◆ Exercise
Produce the full set of records below once more, exactly as they stand.

◆ Task inputs
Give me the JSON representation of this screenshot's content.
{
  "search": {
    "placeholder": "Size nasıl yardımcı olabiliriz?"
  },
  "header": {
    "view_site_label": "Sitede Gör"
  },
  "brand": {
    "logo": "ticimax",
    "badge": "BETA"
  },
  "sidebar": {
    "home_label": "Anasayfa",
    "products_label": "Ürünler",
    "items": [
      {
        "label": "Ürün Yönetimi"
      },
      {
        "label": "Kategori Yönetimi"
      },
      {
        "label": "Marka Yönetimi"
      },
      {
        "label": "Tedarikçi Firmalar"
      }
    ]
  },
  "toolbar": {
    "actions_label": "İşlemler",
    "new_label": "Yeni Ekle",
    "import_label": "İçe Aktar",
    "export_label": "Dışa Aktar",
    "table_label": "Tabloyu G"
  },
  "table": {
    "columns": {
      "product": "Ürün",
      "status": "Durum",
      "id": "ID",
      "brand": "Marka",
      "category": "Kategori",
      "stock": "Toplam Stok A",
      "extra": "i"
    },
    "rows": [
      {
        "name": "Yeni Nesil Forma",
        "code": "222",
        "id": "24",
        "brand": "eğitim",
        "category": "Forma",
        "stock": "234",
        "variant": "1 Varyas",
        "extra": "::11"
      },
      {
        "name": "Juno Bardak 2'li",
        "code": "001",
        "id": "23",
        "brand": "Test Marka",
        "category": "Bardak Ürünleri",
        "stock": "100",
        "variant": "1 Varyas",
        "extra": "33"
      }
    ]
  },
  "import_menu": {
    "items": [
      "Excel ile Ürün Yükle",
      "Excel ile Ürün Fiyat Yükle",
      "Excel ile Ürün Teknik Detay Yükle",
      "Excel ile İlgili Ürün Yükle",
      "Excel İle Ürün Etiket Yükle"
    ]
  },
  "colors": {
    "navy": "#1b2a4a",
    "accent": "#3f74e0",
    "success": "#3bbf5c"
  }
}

◆ Task solution
Give me the JSON representation of this screenshot's content.
{
  "search": {
    "placeholder": "Size nasıl yardımcı olabiliriz?"
  },
  "header": {
    "view_site_label": "Sitede Gör"
  },
  "brand": {
    "logo": "ticimax",
    "badge": "BETA"
  },
  "sidebar": {
    "home_label": "Anasayfa",
    "products_label": "Ürünler",
    "items": [
      {
        "label": "Ürün Yönetimi"
      },
      {
        "label": "Kategori Yönetimi"
      },
      {
        "label": "Marka Yönetimi"
      },
      {
        "label": "Tedarikçi Firmalar"
      }
    ]
  },
  "toolbar": {
    "actions_label": "İşlemler",
    "new_label": "Yeni Ekle",
    "import_label": "İçe Aktar",
    "export_label": "Dışa Aktar",
    "table_label": "Tabloyu G"
  },
  "table": {
    "columns": {
      "product": "Ürün",
      "status": "Durum",
      "id": "ID",
      "brand": "Marka",
      "category": "Kategori",
      "stock": "Toplam Stok A",
      "extra": "i"
    },
    "rows": [
      {
        "name": "Yeni Nesil Forma",
        "code": "222",
        "id": "24",
        "brand": "eğitim",
        "category": "Forma",
        "stock": "234",
        "variant": "1 Varyas",
        "extra": "::11"
      },
      {
        "name": "Juno Bardak 2'li",
        "code": "001",
        "id": "23",
        "brand": "Test Marka",
        "category": "Bardak Ürünleri",
        "stock": "100",
        "variant": "1 Varyas",
        "extra": "33"
      }
    ]
  },
  "import_menu": {
    "items": [
      "Excel ile Ürün Yükle",
      "Excel ile Ürün Fiyat Yükle",
      "Excel ile Ürün Teknik Detay Yükle",
      "Excel ile İlgili Ürün Yükle",
      "Excel İle Ürün Etiket Yükle"
    ]
  },
  "colors": {
    "navy": "#1b2a4a",
    "accent": "#3f74e0",
    "success": "#3bbf5c"
  }
}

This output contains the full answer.